”Can’t go over it... Can’t go under it... Gotta go through it... Stomp Stomp, Stomp, Splash...Swish, etc...”
Grief is truly the weirdest adventure to wade through. There’s no a way around it. I could try to avoid it but it wouldn’t help. I could try to run from it but I wouldn’t make it far. It is messy and doesn’t make sense, no matter how hard I try to make sense of it - accepting that fact is still hard.
So what do you do? What do I do? I sigh, cry a little and say aloud to the sky, the trail, the internet, to a photo of Josh - I miss you. It feels good to say it, to keep acknowledging this fact.
“I sure do miss you, monster-bear.
And I am so thankful for our many bear-hunting adventures."
Hundreds of thoughts pass through my mind each day. Happy, sad, curious, frustrated, etc. but as I am wrapping up this night, I look at Josh’s photo hanging in our bedroom and begin to wonder.
What is he doing right now? What IS heaven like? Will he look the same when the time comes that we see each other again? These are just few of the things I ponder in a sea of others.
Today, I listened to a new album from a group Josh and I both enjoyed, and listen to often on our road trips - the group Fort Frances and the song “The Big One.” Listen to the album here and read the lyrics (hopefully, if the link works).

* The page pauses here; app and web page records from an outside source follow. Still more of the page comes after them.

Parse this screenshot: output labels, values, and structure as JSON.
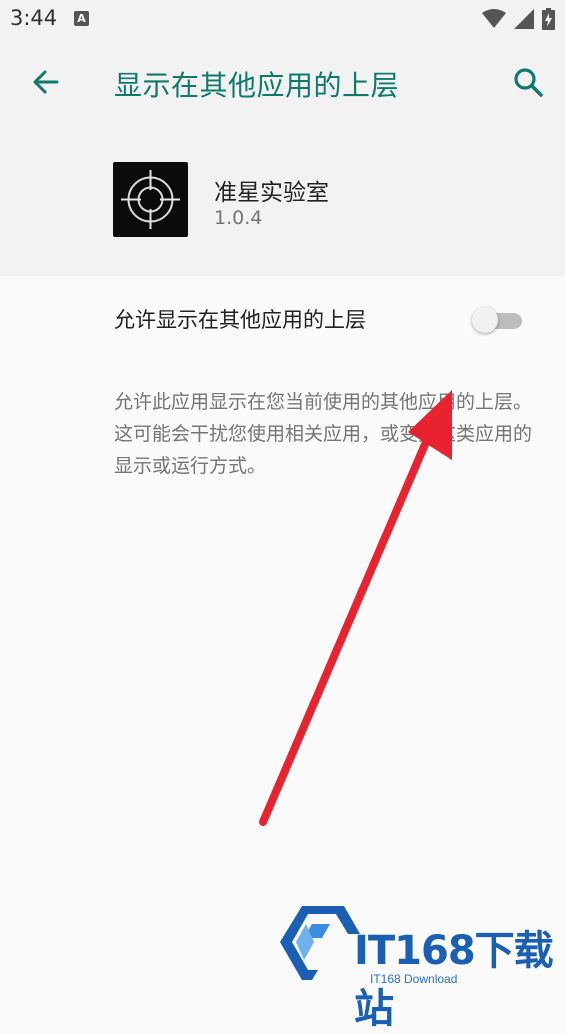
{
  "status_bar": {
    "time": "3:44",
    "notification_letter": "A"
  },
  "header": {
    "title": "显示在其他应用的上层",
    "back_icon": "arrow-left-icon",
    "search_icon": "search-icon",
    "accent_color": "#0f7a6c"
  },
  "app": {
    "name": "准星实验室",
    "version": "1.0.4",
    "icon": "crosshair-icon"
  },
  "setting": {
    "label": "允许显示在其他应用的上层",
    "enabled": false
  },
  "description": "允许此应用显示在您当前使用的其他应用的上层。这可能会干扰您使用相关应用，或变更这类应用的显示或运行方式。",
  "annotation": {
    "arrow_color": "#e8232f"
  },
  "watermark": {
    "brand": "IT168下载站",
    "subtitle": "IT168 Download",
    "color": "#1a5fb4"
  }
}
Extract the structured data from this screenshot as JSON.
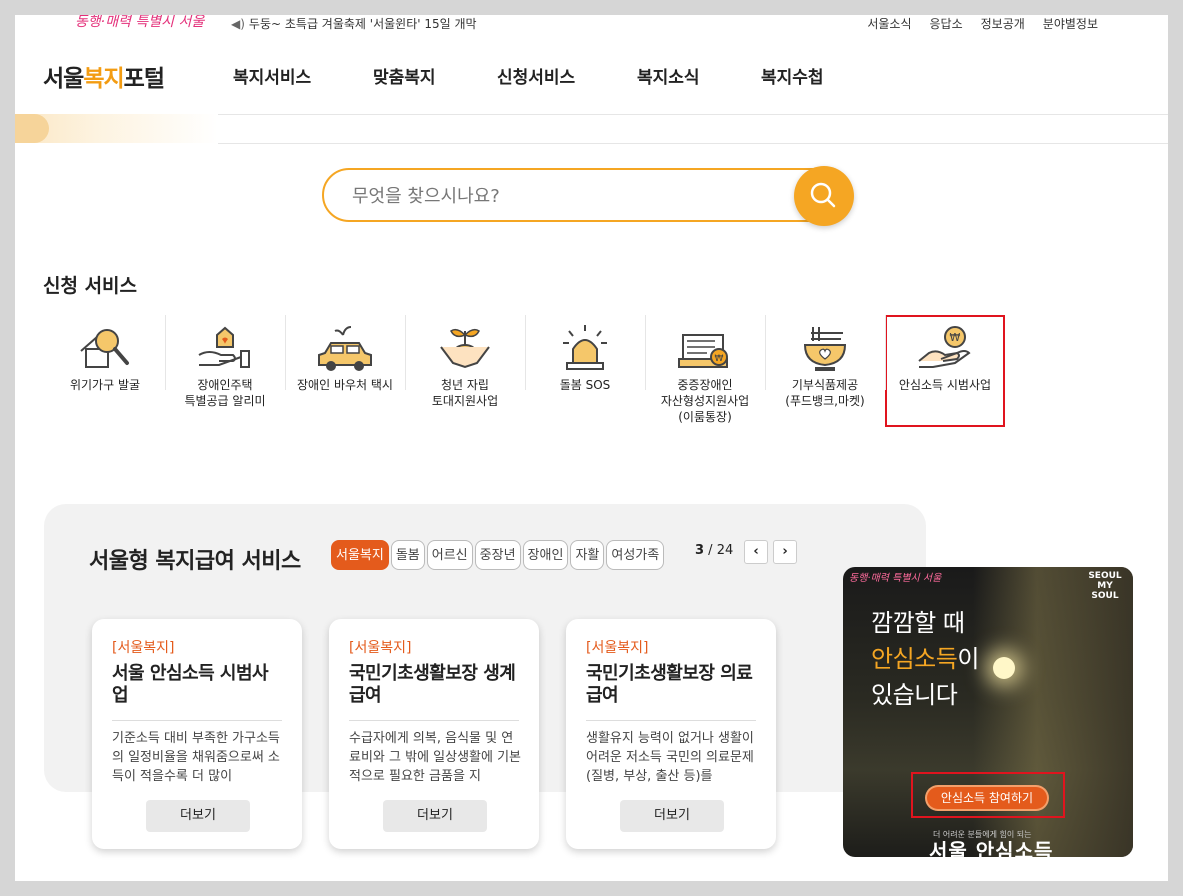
{
  "topbar": {
    "slogan": "동행·매력 특별시 서울",
    "notice": "두둥~ 초특급 겨울축제 '서울윈타' 15일 개막",
    "util_links": [
      "서울소식",
      "응답소",
      "정보공개",
      "분야별정보"
    ]
  },
  "header": {
    "logo_pre": "서울",
    "logo_hl": "복지",
    "logo_post": "포털",
    "nav": [
      "복지서비스",
      "맞춤복지",
      "신청서비스",
      "복지소식",
      "복지수첩"
    ]
  },
  "search": {
    "placeholder": "무엇을 찾으시나요?"
  },
  "apply": {
    "title": "신청 서비스",
    "items": [
      {
        "label": "위기가구 발굴",
        "icon": "magnifier-house-icon"
      },
      {
        "label": "장애인주택\n특별공급 알리미",
        "icon": "hand-house-icon"
      },
      {
        "label": "장애인 바우처 택시",
        "icon": "taxi-icon"
      },
      {
        "label": "청년 자립\n토대지원사업",
        "icon": "sprout-hands-icon"
      },
      {
        "label": "돌봄 SOS",
        "icon": "siren-icon"
      },
      {
        "label": "중증장애인\n자산형성지원사업\n(이룸통장)",
        "icon": "bankbook-icon"
      },
      {
        "label": "기부식품제공\n(푸드뱅크,마켓)",
        "icon": "food-bowl-icon"
      },
      {
        "label": "안심소득 시범사업",
        "icon": "hand-coin-icon"
      }
    ]
  },
  "benefit": {
    "title": "서울형 복지급여 서비스",
    "tabs": [
      "서울복지",
      "돌봄",
      "어르신",
      "중장년",
      "장애인",
      "자활",
      "여성가족"
    ],
    "active_tab": "서울복지",
    "page_current": "3",
    "page_sep": " / ",
    "page_total": "24",
    "prev_label": "‹",
    "next_label": "›",
    "cards": [
      {
        "tag": "[서울복지]",
        "title": "서울 안심소득 시범사업",
        "desc": "기준소득 대비 부족한 가구소득의 일정비율을 채워줌으로써 소득이 적을수록 더 많이",
        "more": "더보기"
      },
      {
        "tag": "[서울복지]",
        "title": "국민기초생활보장 생계급여",
        "desc": "수급자에게 의복, 음식물 및 연료비와 그 밖에 일상생활에 기본적으로 필요한 금품을 지",
        "more": "더보기"
      },
      {
        "tag": "[서울복지]",
        "title": "국민기초생활보장 의료급여",
        "desc": "생활유지 능력이 없거나 생활이 어려운 저소득 국민의 의료문제(질병, 부상, 출산 등)를",
        "more": "더보기"
      }
    ]
  },
  "banner": {
    "logo": "동행·매력 특별시 서울",
    "brand": "SEOUL MY SOUL",
    "line1": "깜깜할 때",
    "line2_hl": "안심소득",
    "line2_post": "이",
    "line3": "있습니다",
    "cta": "안심소득 참여하기",
    "sub": "더 어려운 분들에게 힘이 되는",
    "big": "서울 안심소득"
  },
  "colors": {
    "accent": "#f5a623",
    "tab_active": "#e45b1c",
    "highlight_box": "#e0141e"
  }
}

The lyrics are intriguing and open with the words, “you won’t find the devil in the details” and I concur. God is in the details. The singer later states he is searching high and low for hope and truth and concludes with “our work is not done.”
It’s really great and overall caught me by surprise as a song I that Josh and I would have discussed at great length - and all the layers of theology, life and culture that it represents. This, of course, makes me miss him all the more and had me a bit teary-eyed throughout the day as I listened to the whole album a few times.
As I wonder about Josh, and think about this song. I know I am also searching high and low for hope and truth in this season of grief. My hope is still found in Christ but I still wrestle with what that means within this grand story of love and loss.
I do know that my work is not done, God still working on and through me and all of this mess. But I still can be disappointed and that's okay too.
Hi! It's Jenn Brown, writing my story that is now slightly different as we enter a season of new grief. On September 30, 2019, my dear husband Josh passed away after battling brain cancer.